ï¿½ E. Lopez-Baeza C. Domenech, J.F. Gimeno Ferrer, A. Velazquez (2005): Proposal of a Water Cycle Observatory: The Reference Valencia and Alacant Anchor Stations for Remote Sensing Data and Products. XI Spanish Remote Sensing Congress, Puerto de la Cruz, Tenerife, 21-23 September 2005
ï¿½ Bodas Salcedo, E. Lopez-Baeza, F. Martinez, J. Mateu and F. Montes (2003): Spatio-Temporal Modelling and Prediction of Solar Radiation. Journal of Geophysical Research-Atmospheres, 108(D24), 8777, 2003

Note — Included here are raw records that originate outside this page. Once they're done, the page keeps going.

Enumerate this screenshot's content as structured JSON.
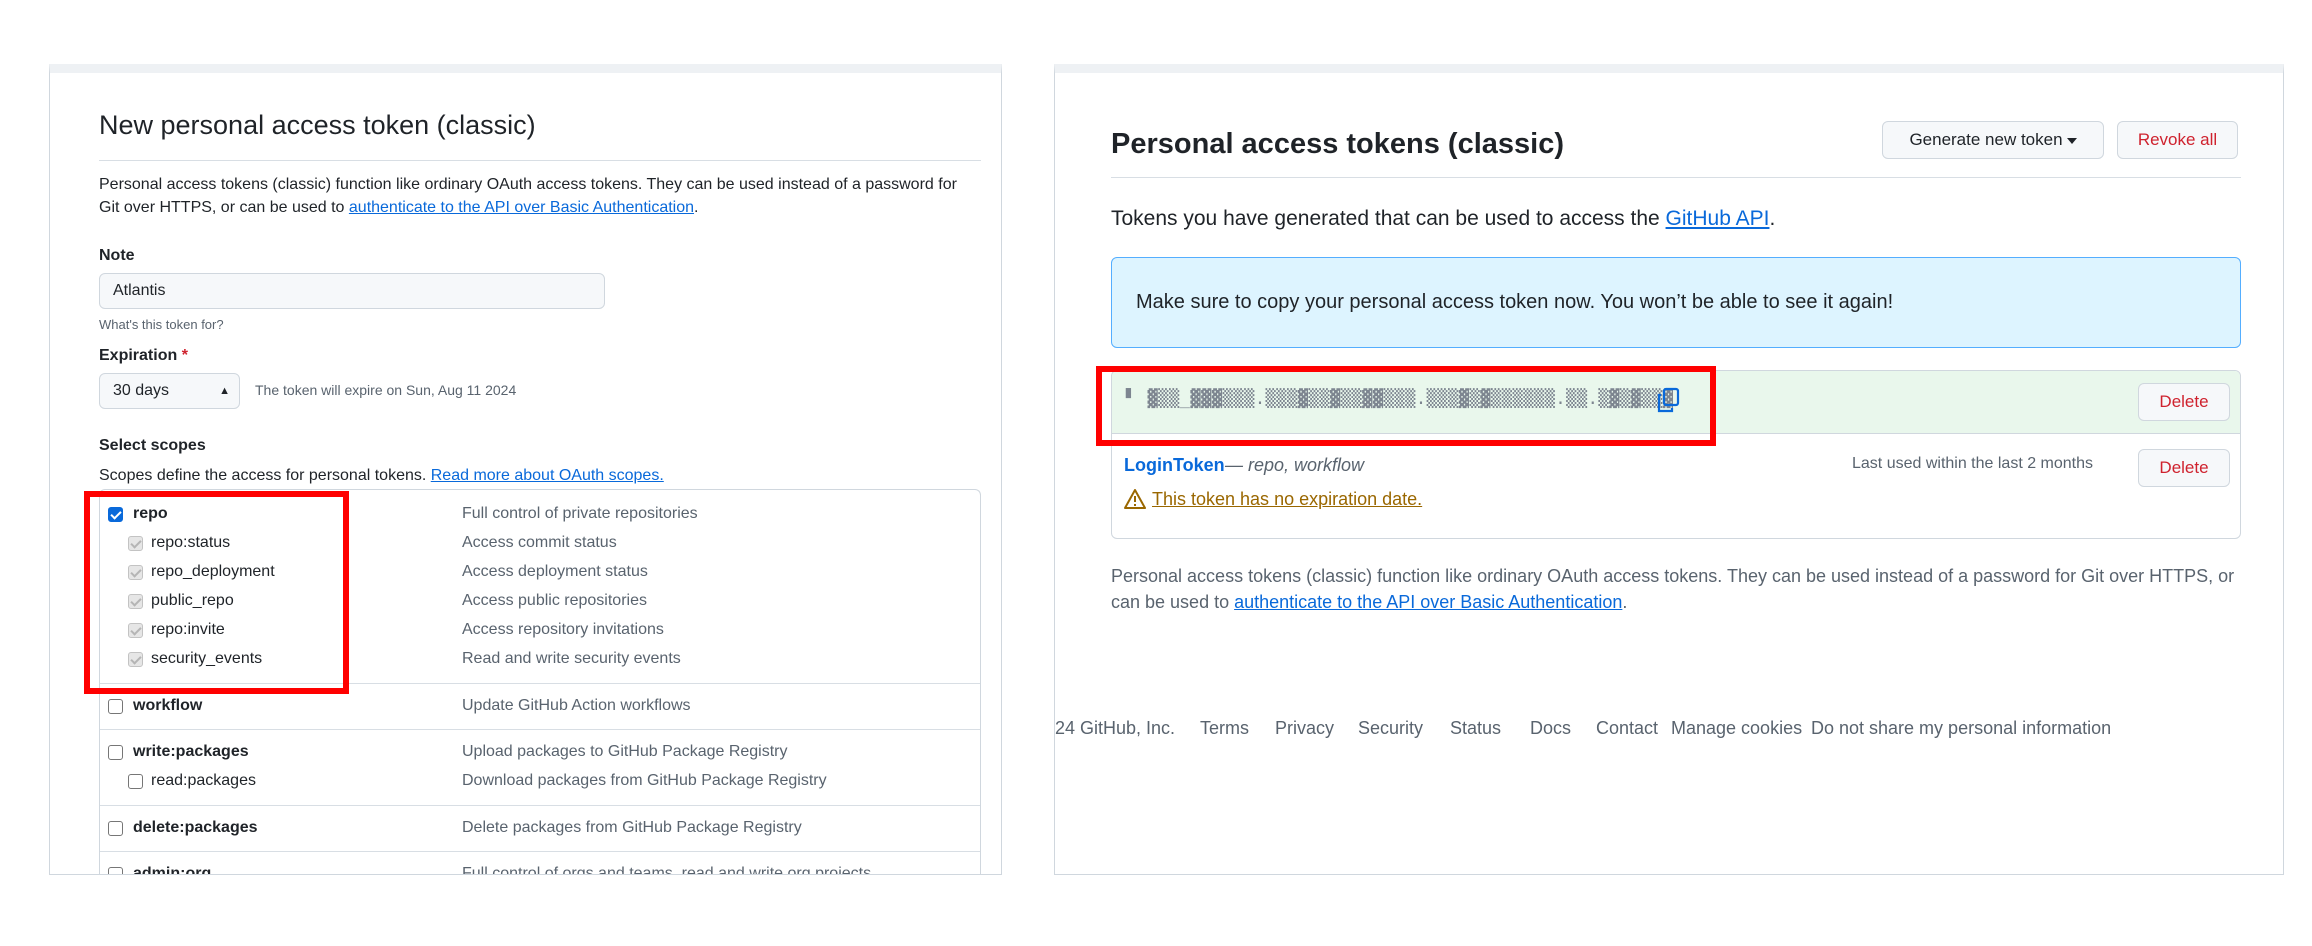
{
  "left": {
    "title": "New personal access token (classic)",
    "desc_prefix": "Personal access tokens (classic) function like ordinary OAuth access tokens. They can be used instead of a password for Git over HTTPS, or can be used to ",
    "desc_link": "authenticate to the API over Basic Authentication",
    "desc_suffix": ".",
    "note_label": "Note",
    "note_value": "Atlantis",
    "note_hint": "What's this token for?",
    "expiration_label": "Expiration",
    "expiration_required": "*",
    "expiration_value": "30 days",
    "expiration_note": "The token will expire on Sun, Aug 11 2024",
    "scopes_label": "Select scopes",
    "scopes_desc_prefix": "Scopes define the access for personal tokens. ",
    "scopes_desc_link": "Read more about OAuth scopes.",
    "scopes": [
      {
        "name": "repo",
        "desc": "Full control of private repositories",
        "state": "checked",
        "sub": false
      },
      {
        "name": "repo:status",
        "desc": "Access commit status",
        "state": "disabled",
        "sub": true
      },
      {
        "name": "repo_deployment",
        "desc": "Access deployment status",
        "state": "disabled",
        "sub": true
      },
      {
        "name": "public_repo",
        "desc": "Access public repositories",
        "state": "disabled",
        "sub": true
      },
      {
        "name": "repo:invite",
        "desc": "Access repository invitations",
        "state": "disabled",
        "sub": true
      },
      {
        "name": "security_events",
        "desc": "Read and write security events",
        "state": "disabled",
        "sub": true
      },
      {
        "name": "workflow",
        "desc": "Update GitHub Action workflows",
        "state": "unchecked",
        "sub": false
      },
      {
        "name": "write:packages",
        "desc": "Upload packages to GitHub Package Registry",
        "state": "unchecked",
        "sub": false
      },
      {
        "name": "read:packages",
        "desc": "Download packages from GitHub Package Registry",
        "state": "unchecked",
        "sub": true
      },
      {
        "name": "delete:packages",
        "desc": "Delete packages from GitHub Package Registry",
        "state": "unchecked",
        "sub": false
      },
      {
        "name": "admin:org",
        "desc": "Full control of orgs and teams, read and write org projects",
        "state": "unchecked",
        "sub": false
      }
    ]
  },
  "right": {
    "title": "Personal access tokens (classic)",
    "generate_button": "Generate new token",
    "revoke_button": "Revoke all",
    "intro_prefix": "Tokens you have generated that can be used to access the ",
    "intro_link": "GitHub API",
    "intro_suffix": ".",
    "flash": "Make sure to copy your personal access token now. You won’t be able to see it again!",
    "new_token_masked": "▘ ▓▒▒_▓▓▓▒▒▒.▒▒▒▓▒▒▓▒▒▓▓▒▒▒.▒▒▒▓▒▓▒▒▒▒▒▒.▒▒.▒▓▒▓▒▒▓",
    "delete_button": "Delete",
    "token_name": "LoginToken",
    "token_scopes": "— repo, workflow",
    "token_last_used": "Last used within the last 2 months",
    "token_warning": "This token has no expiration date.",
    "footer_desc_prefix": "Personal access tokens (classic) function like ordinary OAuth access tokens. They can be used instead of a password for Git over HTTPS, or can be used to ",
    "footer_desc_link": "authenticate to the API over Basic Authentication",
    "footer_desc_suffix": ".",
    "footer_links": [
      "24 GitHub, Inc.",
      "Terms",
      "Privacy",
      "Security",
      "Status",
      "Docs",
      "Contact",
      "Manage cookies",
      "Do not share my personal information"
    ]
  },
  "colors": {
    "link": "#0969da",
    "danger": "#cf222e",
    "highlight": "#ff0000",
    "flash_bg": "#ddf4ff",
    "new_token_bg": "#e9f7ec",
    "warning": "#9a6700"
  }
}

ï¿½ E. Lï¿½pez-Baeza, A. Velï¿½zquez, C. Antolï¿½n, A. Bodas, J. F. Gimeno, K. Saleh, F. Ferrer, C. Domenech, N. Castell, M. A. Sï¿½nchez (2003): The VALENCIA Anchor Station, a Cal/Val Reference Area for Large-scale Low Spatial Resolution Remote Sensing Missions. 3rd International Conference on Experiences with Automatic Weather Stations. Torremolinos (Mï¿½laga), 19-21 Feb. 2003
ï¿½ E. Lï¿½pez-Baeza, C. Antolï¿½n Tomï¿½s, A. Bodas Salcedo, J. F. Gimeno Ferrer, K. Saleh Contell, F. Ferrer, N. Castell Balaguer, C. Domï¿½nech Garcï¿½a, M. A. Sanchez Alandï¿½, and A. Velï¿½zquez Blï¿½zquez (2002): The Valencia Anchor Station: A Reference Cal/Val Area for Low-Resolution Remote Sensing Data and Products. Poster Recent Advances in Quantitative Remote Sensing, Torrente (Valencia), 16-20 September 2002